» Exercise brief
Show each line of the entries below in which the word "Select" appears.

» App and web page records
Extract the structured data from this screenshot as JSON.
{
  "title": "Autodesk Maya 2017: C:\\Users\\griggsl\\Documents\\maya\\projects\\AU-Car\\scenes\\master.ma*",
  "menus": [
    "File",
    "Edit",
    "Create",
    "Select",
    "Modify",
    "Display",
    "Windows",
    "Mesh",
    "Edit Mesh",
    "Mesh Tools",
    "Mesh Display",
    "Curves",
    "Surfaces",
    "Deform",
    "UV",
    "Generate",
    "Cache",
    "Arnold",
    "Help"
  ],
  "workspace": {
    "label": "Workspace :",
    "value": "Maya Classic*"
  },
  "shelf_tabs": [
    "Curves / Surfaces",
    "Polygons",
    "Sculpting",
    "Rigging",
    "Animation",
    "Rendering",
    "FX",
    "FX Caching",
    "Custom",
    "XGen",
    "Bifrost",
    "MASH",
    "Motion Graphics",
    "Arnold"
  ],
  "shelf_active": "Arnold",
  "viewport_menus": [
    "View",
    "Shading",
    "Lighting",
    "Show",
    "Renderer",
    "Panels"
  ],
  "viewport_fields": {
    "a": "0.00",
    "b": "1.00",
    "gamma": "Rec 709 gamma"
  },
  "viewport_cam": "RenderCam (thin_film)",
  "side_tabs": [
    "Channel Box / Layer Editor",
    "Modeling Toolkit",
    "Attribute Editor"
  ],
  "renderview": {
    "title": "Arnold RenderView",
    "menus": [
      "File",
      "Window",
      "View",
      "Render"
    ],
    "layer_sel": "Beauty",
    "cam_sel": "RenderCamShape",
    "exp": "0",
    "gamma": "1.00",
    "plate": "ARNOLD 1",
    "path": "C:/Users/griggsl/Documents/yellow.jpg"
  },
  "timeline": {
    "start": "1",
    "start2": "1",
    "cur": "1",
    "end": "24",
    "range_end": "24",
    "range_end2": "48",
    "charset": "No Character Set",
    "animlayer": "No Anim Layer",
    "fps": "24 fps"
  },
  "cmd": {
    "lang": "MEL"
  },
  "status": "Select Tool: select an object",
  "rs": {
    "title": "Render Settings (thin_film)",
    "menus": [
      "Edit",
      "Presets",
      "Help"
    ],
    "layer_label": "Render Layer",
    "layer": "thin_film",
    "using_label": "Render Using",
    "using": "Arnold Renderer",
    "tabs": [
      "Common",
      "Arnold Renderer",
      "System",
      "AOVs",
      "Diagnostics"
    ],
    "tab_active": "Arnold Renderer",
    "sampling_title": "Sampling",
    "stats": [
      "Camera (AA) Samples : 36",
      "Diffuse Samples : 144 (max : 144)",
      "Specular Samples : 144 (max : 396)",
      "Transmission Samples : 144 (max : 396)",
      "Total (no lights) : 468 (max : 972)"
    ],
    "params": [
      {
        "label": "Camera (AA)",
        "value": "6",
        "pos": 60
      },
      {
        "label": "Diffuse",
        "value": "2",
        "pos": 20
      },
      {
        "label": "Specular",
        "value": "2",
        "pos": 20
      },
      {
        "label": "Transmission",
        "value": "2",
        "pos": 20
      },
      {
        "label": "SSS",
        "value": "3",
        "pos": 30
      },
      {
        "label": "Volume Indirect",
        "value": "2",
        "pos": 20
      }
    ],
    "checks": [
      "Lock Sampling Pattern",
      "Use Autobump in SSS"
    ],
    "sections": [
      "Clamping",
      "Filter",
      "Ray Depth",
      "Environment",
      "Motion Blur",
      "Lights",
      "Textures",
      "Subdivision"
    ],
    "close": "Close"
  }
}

» Reply to the task
    "Select",
  "status": "Select Tool: select an object",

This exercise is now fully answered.